The passports of at least 10 Kashmiris–including journalists, academics, students, and activists–have been suspended under The Passports Act of 1967 which governs the issuance of passports and travel documents for Indian citizens. Around 70 to 90 people who are perceived as threats to the Indian state are also expected to lose their passports. This includes those who have no outstanding charges against them.

In February 2024, Professor Nitasha Kaul, a British academic of Kashmiri origin and an Overseas Citizen of India, was denied entry into India and subsequently deported based on a preventive lookout circular issued by government agencies. Kaul is a staunch critic of the ruling BJP and has also testified against human rights violations in Indian-administered Kashmir after the abrogation of the region’s special status. 

Many Kashmiri journalists, including Pulitzer-winning photojournalist Sanna Irshad Matto and freelance journalist Aakash Hassan, were barred from travelling abroad despite having requisite travel documents. 

An Iron Grip over Opposition

In the lead-up to elections, Arvind Kejriwal–the Chief Minister of Delhi and an opposition leader from the Aam Aadmi Party (AAP)–was arrested by the Enforcement Directorate. AAP leader Manish Sisodia was also arrested for alleged corruption. 

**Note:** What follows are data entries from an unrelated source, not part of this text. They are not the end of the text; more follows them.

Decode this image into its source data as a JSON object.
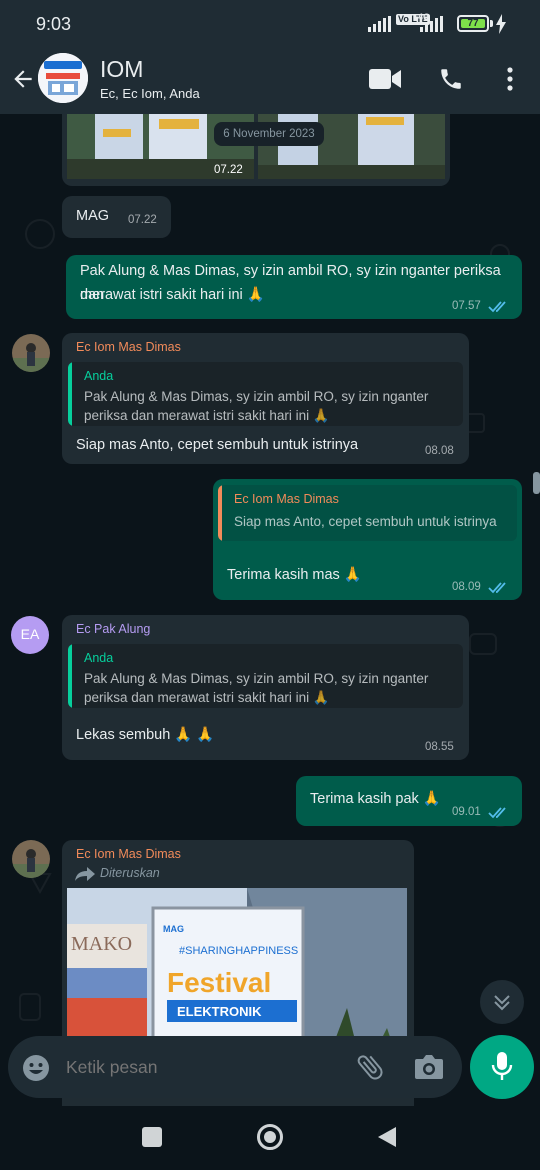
{
  "status_bar": {
    "time": "9:03",
    "volte": "Vo LTE",
    "network": "4G",
    "battery": "77"
  },
  "header": {
    "title": "IOM",
    "subtitle": "Ec, Ec Iom, Anda"
  },
  "date_chip": "6 November 2023",
  "messages": {
    "m0": {
      "time": "07.22"
    },
    "m1": {
      "text": "MAG",
      "time": "07.22"
    },
    "m2": {
      "line1": "Pak Alung & Mas Dimas, sy izin ambil RO, sy izin nganter periksa dan",
      "line2": "merawat istri sakit hari ini 🙏",
      "time": "07.57"
    },
    "m3": {
      "sender": "Ec Iom Mas Dimas",
      "quote_name": "Anda",
      "quote_line1": "Pak Alung & Mas Dimas, sy izin ambil RO, sy izin nganter",
      "quote_line2": "periksa dan merawat istri sakit hari ini 🙏",
      "text": "Siap mas Anto, cepet sembuh untuk istrinya",
      "time": "08.08"
    },
    "m4": {
      "quote_name": "Ec Iom Mas Dimas",
      "quote_text": "Siap mas Anto, cepet sembuh untuk istrinya",
      "text": "Terima kasih mas 🙏",
      "time": "08.09"
    },
    "m5": {
      "avatar_initials": "EA",
      "sender": "Ec Pak Alung",
      "quote_name": "Anda",
      "quote_line1": "Pak Alung & Mas Dimas, sy izin ambil RO, sy izin nganter",
      "quote_line2": "periksa dan merawat istri sakit hari ini 🙏",
      "text": "Lekas sembuh 🙏 🙏",
      "time": "08.55"
    },
    "m6": {
      "text": "Terima kasih pak 🙏",
      "time": "09.01"
    },
    "m7": {
      "sender": "Ec Iom Mas Dimas",
      "forwarded": "Diteruskan"
    }
  },
  "composer": {
    "placeholder": "Ketik pesan"
  },
  "colors": {
    "header_bg": "#1f2c34",
    "chat_bg": "#0b141a",
    "incoming": "#202c33",
    "outgoing": "#005c4b",
    "accent": "#00a884",
    "read_ticks": "#53bdeb",
    "sender_orange": "#f28b5a",
    "sender_purple": "#b59cf2"
  },
  "icons": [
    "back-arrow-icon",
    "video-call-icon",
    "phone-call-icon",
    "more-vert-icon",
    "read-ticks-icon",
    "forward-icon",
    "emoji-icon",
    "attach-icon",
    "camera-icon",
    "mic-icon",
    "scroll-down-icon",
    "recents-icon",
    "home-icon",
    "back-nav-icon"
  ]
}
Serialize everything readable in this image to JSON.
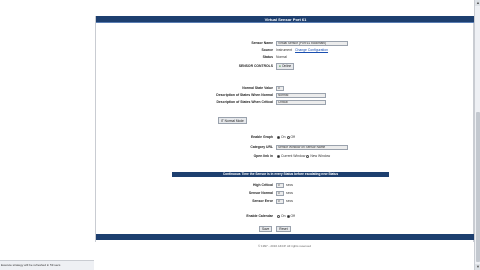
{
  "status_bar": {
    "text": "Execute strategy will be refreshed in 59 secs"
  },
  "panel": {
    "title": "Virtual Sensor Port 61"
  },
  "fields": {
    "sensor_name_label": "Sensor Name",
    "sensor_name_value": "Virtual Sensor (Port 61 bookmark)",
    "source_label": "Source",
    "source_value": "Instrument",
    "source_link": "Change Configuration",
    "status_label": "Status",
    "status_value": "Normal",
    "sensor_controls_label": "SENSOR CONTROLS",
    "sensor_controls_button": "Online",
    "normal_state_label": "Normal State Value",
    "normal_state_value": "0",
    "desc_normal_label": "Description of States When Normal",
    "desc_normal_value": "Normal",
    "desc_critical_label": "Description of States When Critical",
    "desc_critical_value": "Critical",
    "normal_mode_button": "IT Normal Mode",
    "enable_graph_label": "Enable Graph",
    "enable_graph_on": "On",
    "enable_graph_off": "Off",
    "category_label": "Category URL",
    "category_value": "Sensor Window on Sensor Name",
    "open_link_label": "Open link in",
    "open_link_opt1": "Current Window",
    "open_link_opt2": "New Window"
  },
  "continuous": {
    "header": "Continuous Time the Sensor is in every Status before escalating new Status",
    "high_critical_label": "High Critical",
    "high_critical_value": "0",
    "high_critical_unit": "secs",
    "sensor_normal_label": "Sensor Normal",
    "sensor_normal_value": "0",
    "sensor_normal_unit": "secs",
    "sensor_error_label": "Sensor Error",
    "sensor_error_value": "0",
    "sensor_error_unit": "secs",
    "enable_calendar_label": "Enable Calendar",
    "enable_calendar_on": "On",
    "enable_calendar_off": "Off"
  },
  "actions": {
    "save": "Save",
    "reset": "Reset"
  },
  "footer": {
    "copyright": "© 1997 - 2016 AKCP. All rights reserved"
  }
}
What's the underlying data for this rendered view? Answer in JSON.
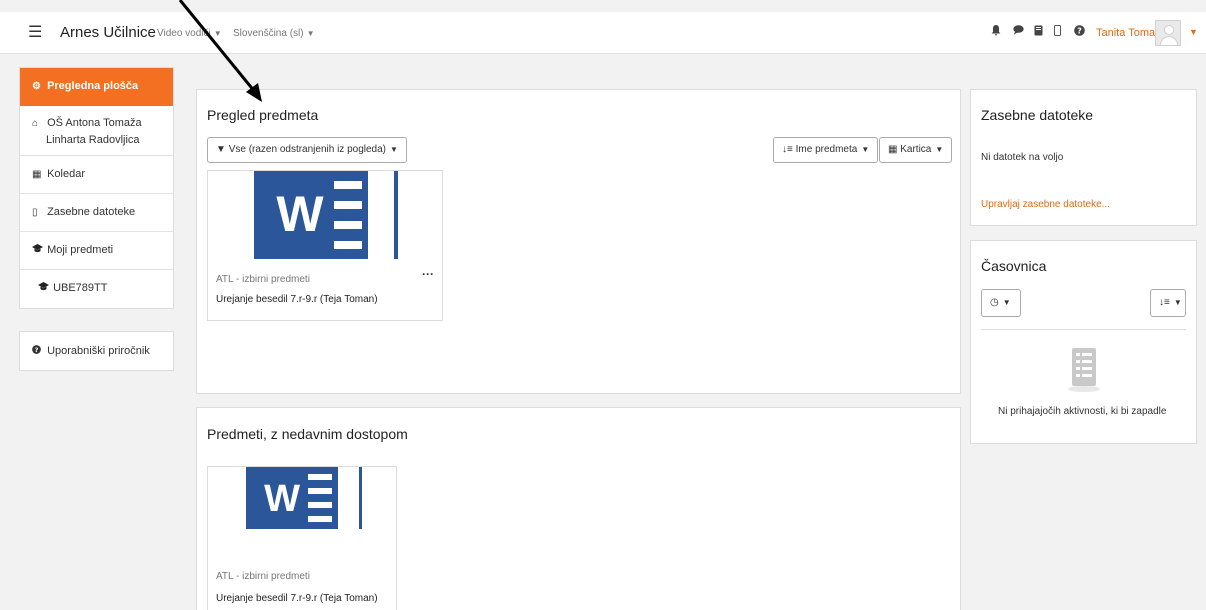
{
  "navbar": {
    "brand": "Arnes Učilnice",
    "menu_video": "Video vodiči",
    "menu_language": "Slovenščina (sl)",
    "user_name": "Tanita Toman"
  },
  "sidebar": {
    "items": [
      {
        "label": "Pregledna plošča",
        "icon": "dashboard-icon",
        "glyph": "⚙"
      },
      {
        "label_line1": "OŠ Antona Tomaža",
        "label_line2": "Linharta Radovljica",
        "icon": "home-icon",
        "glyph": "⌂"
      },
      {
        "label": "Koledar",
        "icon": "calendar-icon",
        "glyph": "▦"
      },
      {
        "label": "Zasebne datoteke",
        "icon": "file-icon",
        "glyph": "▯"
      },
      {
        "label": "Moji predmeti",
        "icon": "graduation-cap-icon",
        "glyph": "🎓"
      },
      {
        "label": "UBE789TT",
        "icon": "graduation-cap-icon",
        "glyph": "🎓"
      }
    ],
    "manual": {
      "label": "Uporabniški priročnik",
      "icon": "question-icon",
      "glyph": "?"
    }
  },
  "overview": {
    "title": "Pregled predmeta",
    "filter_label": "Vse (razen odstranjenih iz pogleda)",
    "sort_label": "Ime predmeta",
    "view_label": "Kartica",
    "course": {
      "category": "ATL - izbirni predmeti",
      "name": "Urejanje besedil 7.r-9.r (Teja Toman)"
    }
  },
  "recent": {
    "title": "Predmeti, z nedavnim dostopom",
    "course": {
      "category": "ATL - izbirni predmeti",
      "name": "Urejanje besedil 7.r-9.r (Teja Toman)"
    }
  },
  "private_files": {
    "title": "Zasebne datoteke",
    "empty_text": "Ni datotek na voljo",
    "manage_link": "Upravljaj zasebne datoteke..."
  },
  "timeline": {
    "title": "Časovnica",
    "empty_text": "Ni prihajajočih aktivnosti, ki bi zapadle"
  },
  "colors": {
    "accent": "#f36f21",
    "word_blue": "#2b579a"
  }
}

These arrests are perceived as the government’s attempt to weaken the AAP ahead of elections. 

Meanwhile, the opposition party Indian National Congress reported that its bank accounts have been frozen by the Income Tax Department. This hinders the party’s ability to campaign effectively. 

All these repressive actions create an uneven playing field among parties and candidates, raising concerns over the Indian Government’s disrespect for the democratic principles of free and fair elections.

Call to Action

FORUM-ASIA calls upon the Government of India to uphold its obligations concerning civil and political rights as well as social, economic and cultural rights in accordance with customary law and international human rights treaties that India is a state party to. Specifically, we call on the government to stop using repressive laws–such as the Foreign Contributions (Regulation) Act (FCRA) and the Unlawful Activities (Prevention) Act (UAPA)–to stifle dissent and free speech. 

We express our deep concern over the government’s crackdown on civil society and media organisations in India, specifically in Indian-administered Kashmir. The government must recognise, respect, promote, and protect the rights of journalists, HRDs, CSOs, and NGOs. Discriminatory policies and practices against minorities must end. Likewise, the government should take concrete steps to combat hate speech, discriminatory laws, and communal violence. We call for the immediate cessation of these crackdowns. The Indian Government must uphold the people’s right to privacy and freedoms of expression, peaceful assembly, and association, without exception.

‘FORUM-ASIA strongly urges the Indian Government to ensure a level playing field for all political parties and candidates in the upcoming elections. The government must guarantee equal access to media, the fair allocation of campaign resources, and the impartiality of the Election Commission. Any form of electoral violence or intimidation must be strictly prohibited and promptly investigated. The elections must be conducted freely and fairly, ensuring that citizens can vote without undue influence or coercion,’ said Mary Aileen Diez Bacalso, Executive Director of FORUM-ASIA.

FORUM-ASIA urges the international community, including the United Nations, to closely monitor the situation in India and report on any electoral irregularities. International scrutiny plays an essential role in safeguarding the future of democracy in India.


Related to this briefer, read this statement here